By Julia Waeschenbach — The western Danish city of Aarhus is one of two European capitals of culture in 2017, and plans to use the events to reinvent itself, as well as tracing its roots. Perhaps the most exciting way to arrive in Aarhus is by amphibious aircraft, landing in the bay. The waves splash around the small red and white plane as it bobs in the harbour. This is the gateway to a young, creative city, set on stepping out of the shadow of Copenhagen, Denmark’s more hip capital. “The world’s smallest big city” is how the inhabitants of Aarhus affectionately describe their city.
Mayor Jacob Bundsgaard says the year is “one of the most ambitious cultural projects of all time in Denmark.”

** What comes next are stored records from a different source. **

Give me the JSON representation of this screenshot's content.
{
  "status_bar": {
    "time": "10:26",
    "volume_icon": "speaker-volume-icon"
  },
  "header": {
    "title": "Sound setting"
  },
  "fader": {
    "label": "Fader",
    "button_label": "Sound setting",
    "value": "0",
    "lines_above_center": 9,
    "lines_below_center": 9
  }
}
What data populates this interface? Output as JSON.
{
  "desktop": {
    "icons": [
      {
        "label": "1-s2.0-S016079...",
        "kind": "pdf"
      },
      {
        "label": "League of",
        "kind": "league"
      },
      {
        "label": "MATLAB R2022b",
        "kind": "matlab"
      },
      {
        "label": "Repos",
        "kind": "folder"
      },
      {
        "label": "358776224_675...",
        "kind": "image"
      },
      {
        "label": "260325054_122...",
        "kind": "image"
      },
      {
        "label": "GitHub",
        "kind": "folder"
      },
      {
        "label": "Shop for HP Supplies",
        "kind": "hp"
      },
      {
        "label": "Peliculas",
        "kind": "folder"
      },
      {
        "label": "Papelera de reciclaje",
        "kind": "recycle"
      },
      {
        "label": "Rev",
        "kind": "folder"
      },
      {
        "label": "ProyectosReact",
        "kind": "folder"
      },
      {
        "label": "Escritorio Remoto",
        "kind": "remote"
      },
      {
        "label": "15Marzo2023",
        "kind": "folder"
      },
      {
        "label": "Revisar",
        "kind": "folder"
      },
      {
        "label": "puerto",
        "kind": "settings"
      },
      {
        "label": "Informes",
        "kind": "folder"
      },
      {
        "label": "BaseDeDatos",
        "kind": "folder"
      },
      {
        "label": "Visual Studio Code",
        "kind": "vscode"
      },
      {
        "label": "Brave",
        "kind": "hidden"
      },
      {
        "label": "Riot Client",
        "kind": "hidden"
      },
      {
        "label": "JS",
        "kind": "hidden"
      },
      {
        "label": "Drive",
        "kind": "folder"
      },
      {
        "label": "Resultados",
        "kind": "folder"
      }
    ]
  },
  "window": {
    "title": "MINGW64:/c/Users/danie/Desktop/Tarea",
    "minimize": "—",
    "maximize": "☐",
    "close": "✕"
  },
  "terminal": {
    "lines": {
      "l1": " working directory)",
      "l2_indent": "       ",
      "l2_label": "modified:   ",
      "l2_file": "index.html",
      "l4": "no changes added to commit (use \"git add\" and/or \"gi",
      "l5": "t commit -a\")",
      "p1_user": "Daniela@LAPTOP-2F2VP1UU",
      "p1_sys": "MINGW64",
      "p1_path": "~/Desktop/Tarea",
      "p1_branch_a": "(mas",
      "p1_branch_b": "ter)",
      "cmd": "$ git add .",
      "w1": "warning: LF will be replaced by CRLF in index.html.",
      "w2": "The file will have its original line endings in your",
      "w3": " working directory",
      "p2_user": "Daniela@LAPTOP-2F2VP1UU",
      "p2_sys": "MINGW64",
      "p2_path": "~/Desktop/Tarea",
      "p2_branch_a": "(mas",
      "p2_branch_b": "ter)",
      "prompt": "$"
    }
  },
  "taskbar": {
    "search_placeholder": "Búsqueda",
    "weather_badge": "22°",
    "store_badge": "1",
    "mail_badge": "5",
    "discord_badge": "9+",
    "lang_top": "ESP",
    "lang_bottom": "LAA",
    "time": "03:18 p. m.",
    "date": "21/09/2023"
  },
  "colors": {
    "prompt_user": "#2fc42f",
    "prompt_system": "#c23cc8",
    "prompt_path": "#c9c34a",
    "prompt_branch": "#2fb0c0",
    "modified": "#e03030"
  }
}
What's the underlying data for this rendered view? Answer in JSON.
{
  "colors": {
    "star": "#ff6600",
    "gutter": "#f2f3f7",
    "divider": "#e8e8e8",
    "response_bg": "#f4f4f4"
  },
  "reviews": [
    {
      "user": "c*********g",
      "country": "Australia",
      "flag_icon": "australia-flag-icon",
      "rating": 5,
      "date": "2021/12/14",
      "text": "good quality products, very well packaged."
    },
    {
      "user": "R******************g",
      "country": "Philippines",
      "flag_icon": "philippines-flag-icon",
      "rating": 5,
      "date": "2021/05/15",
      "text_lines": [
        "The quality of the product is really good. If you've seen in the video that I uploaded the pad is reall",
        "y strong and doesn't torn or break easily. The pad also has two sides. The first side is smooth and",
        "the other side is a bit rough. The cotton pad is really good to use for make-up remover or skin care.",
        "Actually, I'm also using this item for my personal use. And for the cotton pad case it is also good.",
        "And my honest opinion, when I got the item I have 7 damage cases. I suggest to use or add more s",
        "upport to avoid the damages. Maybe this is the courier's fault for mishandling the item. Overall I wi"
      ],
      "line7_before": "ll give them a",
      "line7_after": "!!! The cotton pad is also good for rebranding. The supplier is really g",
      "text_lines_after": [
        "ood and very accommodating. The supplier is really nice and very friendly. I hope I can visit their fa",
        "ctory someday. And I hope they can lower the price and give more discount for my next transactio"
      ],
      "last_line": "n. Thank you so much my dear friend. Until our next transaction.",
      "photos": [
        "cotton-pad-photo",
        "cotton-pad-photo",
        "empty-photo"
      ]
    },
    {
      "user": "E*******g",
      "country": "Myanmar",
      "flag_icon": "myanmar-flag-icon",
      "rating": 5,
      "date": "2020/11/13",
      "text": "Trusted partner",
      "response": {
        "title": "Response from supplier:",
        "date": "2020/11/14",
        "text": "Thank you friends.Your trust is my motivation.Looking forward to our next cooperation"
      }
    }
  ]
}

In order to cope, the city of almost 320,000 people that is home to a university, a large container shipping port and a lively music and culture scene, has opted to cooperate with the surrounding region.
Events under the theme “Let’s Rethink” will be scattered over 19 municipalities involving several hundred cultural institutions in the Central Denmark Region.

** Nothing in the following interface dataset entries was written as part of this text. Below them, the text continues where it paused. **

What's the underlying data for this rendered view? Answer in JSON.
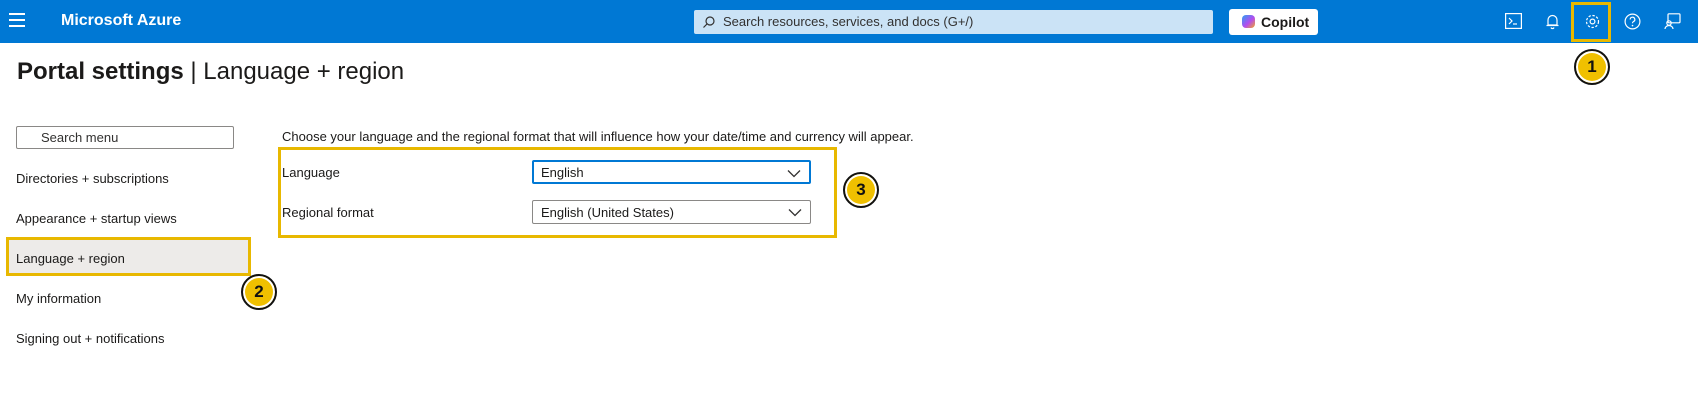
{
  "topbar": {
    "brand": "Microsoft Azure",
    "search_placeholder": "Search resources, services, and docs (G+/)",
    "copilot_label": "Copilot",
    "icons": [
      "cloud-shell-icon",
      "notifications-icon",
      "settings-icon",
      "help-icon",
      "feedback-icon"
    ]
  },
  "page": {
    "title_bold": "Portal settings",
    "title_separator": " | ",
    "title_rest": "Language + region"
  },
  "sidebar": {
    "search_placeholder": "Search menu",
    "items": [
      {
        "label": "Directories + subscriptions"
      },
      {
        "label": "Appearance + startup views"
      },
      {
        "label": "Language + region",
        "active": true
      },
      {
        "label": "My information"
      },
      {
        "label": "Signing out + notifications"
      }
    ]
  },
  "content": {
    "description": "Choose your language and the regional format that will influence how your date/time and currency will appear.",
    "language_label": "Language",
    "language_value": "English",
    "region_label": "Regional format",
    "region_value": "English (United States)"
  },
  "annotations": {
    "badge_1": "1",
    "badge_2": "2",
    "badge_3": "3",
    "highlight_color": "#e8b800"
  },
  "colors": {
    "accent": "#0078d4",
    "search_bg": "#cbe3f6",
    "active_item_bg": "#edebe9"
  }
}
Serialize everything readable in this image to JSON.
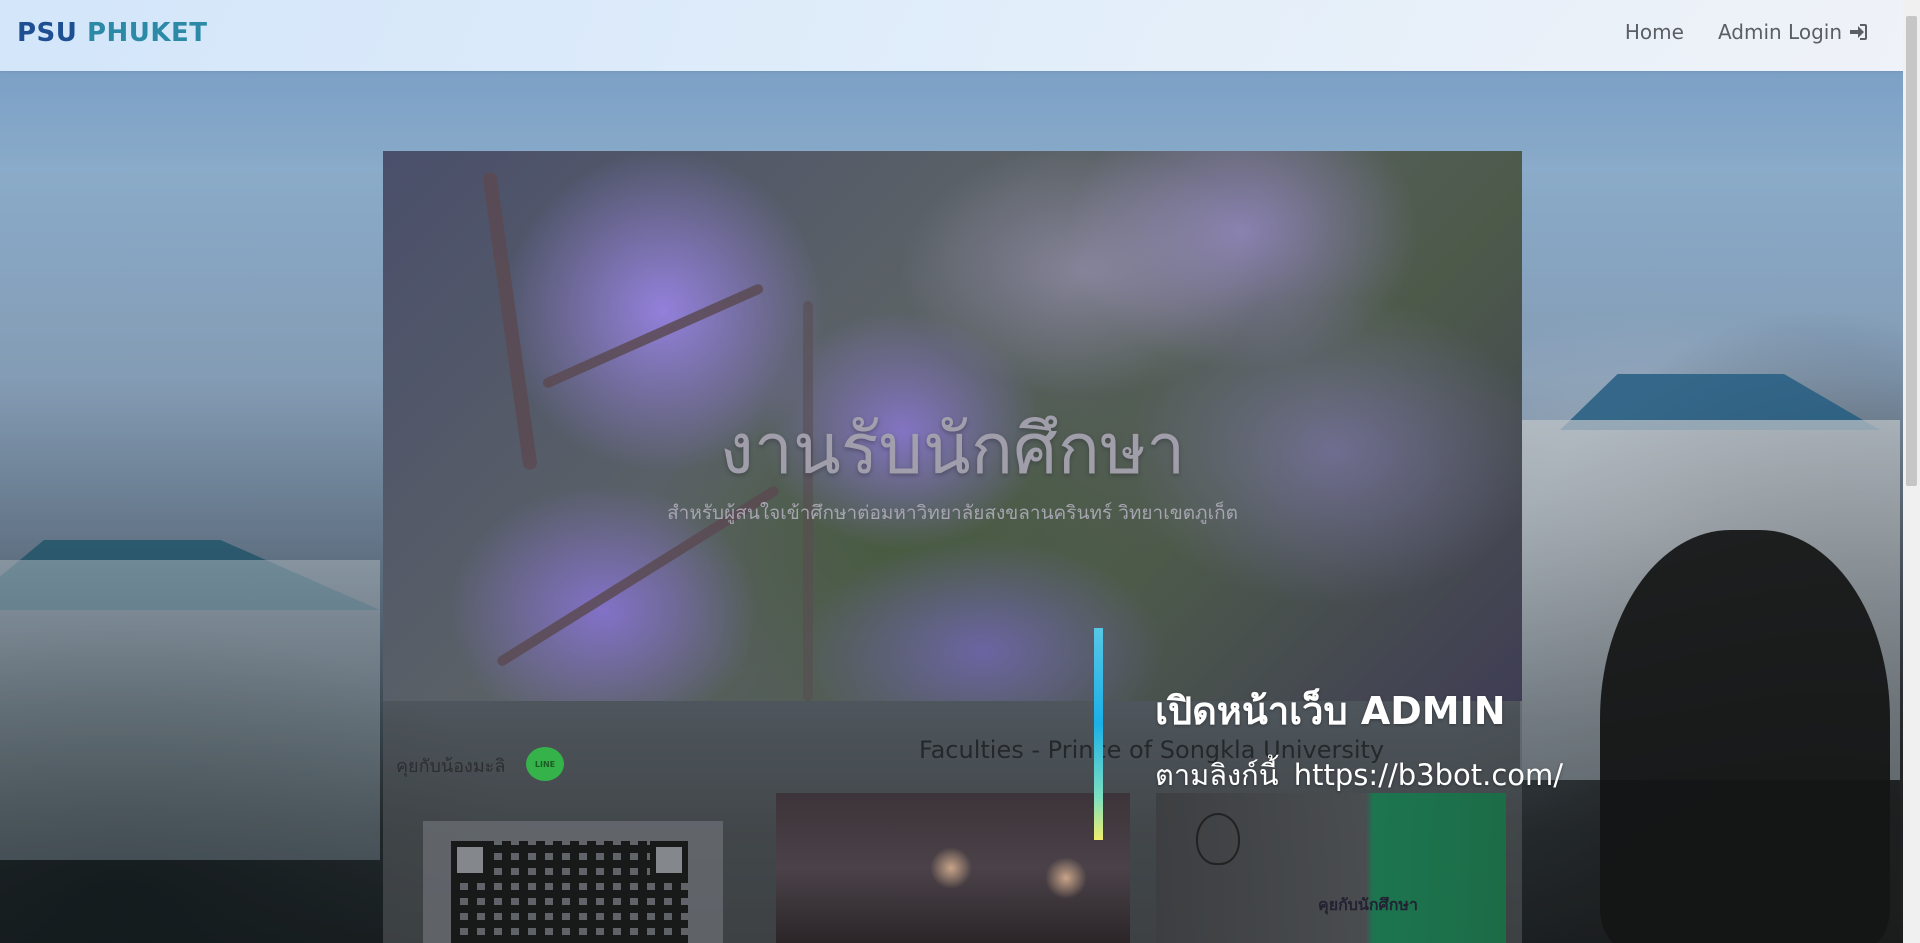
{
  "navbar": {
    "brand_part1": "PSU",
    "brand_part2": "PHUKET",
    "links": [
      {
        "label": "Home"
      },
      {
        "label": "Admin Login",
        "icon": "sign-in-icon"
      }
    ]
  },
  "hero": {
    "title": "งานรับนักศึกษา",
    "subtitle": "สำหรับผู้สนใจเข้าศึกษาต่อมหาวิทยาลัยสงขลานครินทร์ วิทยาเขตภูเก็ต"
  },
  "sidebar": {
    "chat_label": "คุยกับน้องมะลิ",
    "chat_icon": "line-icon",
    "chat_icon_text": "LINE"
  },
  "faculties": {
    "title": "Faculties - Prince of Songkla University"
  },
  "partial_label": "คุยกับนักศึกษา",
  "overlay": {
    "title": "เปิดหน้าเว็บ ADMIN",
    "line_prefix": "ตามลิงก์นี้",
    "url": "https://b3bot.com/"
  },
  "colors": {
    "brand_dark": "#1d4f92",
    "brand_light": "#2d8aa6",
    "accent_gradient_top": "#57c7e6",
    "accent_gradient_bottom": "#f1ee6e"
  }
}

Even the island of Samso, known for its annual sustainability festival, will be part of the offer.
Rebecca Matthews, head of the Aarhus culture year’s organisation, promises “epic works” and “intimate moments.”
The first category includes Red Serpent, the saga of a young Viking and his adventures as he seeks to find his great love.
The open air performance will be staged during the summer on the grassy roof of the Moesgaard Museum near Aarhus.
The people of Aarhus want to explore and build on their own history during the year — and who, if not the Vikings, should play a decisive role — Not least as the city traces its history to an 8th century Viking settlement.
In contrast to their warring ancestors, contemporary Danes are mainly peaceful, even on the road.
Programmer Juliana Engberg says she would recommend visitors — both from other parts of Denmark and other countries — explore the city and its surroundings by bike.
“It is a great way to discover the country,” Engberg says. “That’s how people get around here. Do as the Danes and get on a bike.”
Suggested routes include riding from the west to the east coast of Jutland, and dawn rides are also planned to mark the official January 21 opening day at several venues.
Mayor Bundsgaard also wants to attract tourists — especially Germans- from their summer houses on the Danish west coast.
“You can experience both,” he says, referring to the beach and the city. ‘‘The distances are not so long.”
A bigger problem for a visitor is rather what to pick.
The almost 500-page programme book lists hundreds of events, ranging from interactive art to high culture.
The Aros Art Museum will host the largest exhibition, entitled “The Garden.” It features works by international artists and will be spread across the city and along 4 kilometres of the coastline.
In addition to numerous festivals, concerts and exhibitions, there are also smaller intimate moments for visitors, organisers have pledged.
Aarhus estimates that 5 million people will visit the region in 2017, boosting a rise in recent years.
Bundsgaard is aware that media attention also plays a role. “We hope to leave a lasting impression,” he says.
“In Europe, but also elsewhere, there is a trend towards ‘second’ cities as more and more people visit the second-largest cities because they have already been in the main cities and want to experience something new,” Bundsgaard says.
Engberg says Aarhus is a brand of its own and does not have to play second fiddle to the capital, which in 1996 was European capital of culture.
“The city feels quite different from Copenhagen,” she says, a bit like Melbourne where she hails from.
It has an atmosphere of “young charisma, this really pretty grassroots feeling.” — DPA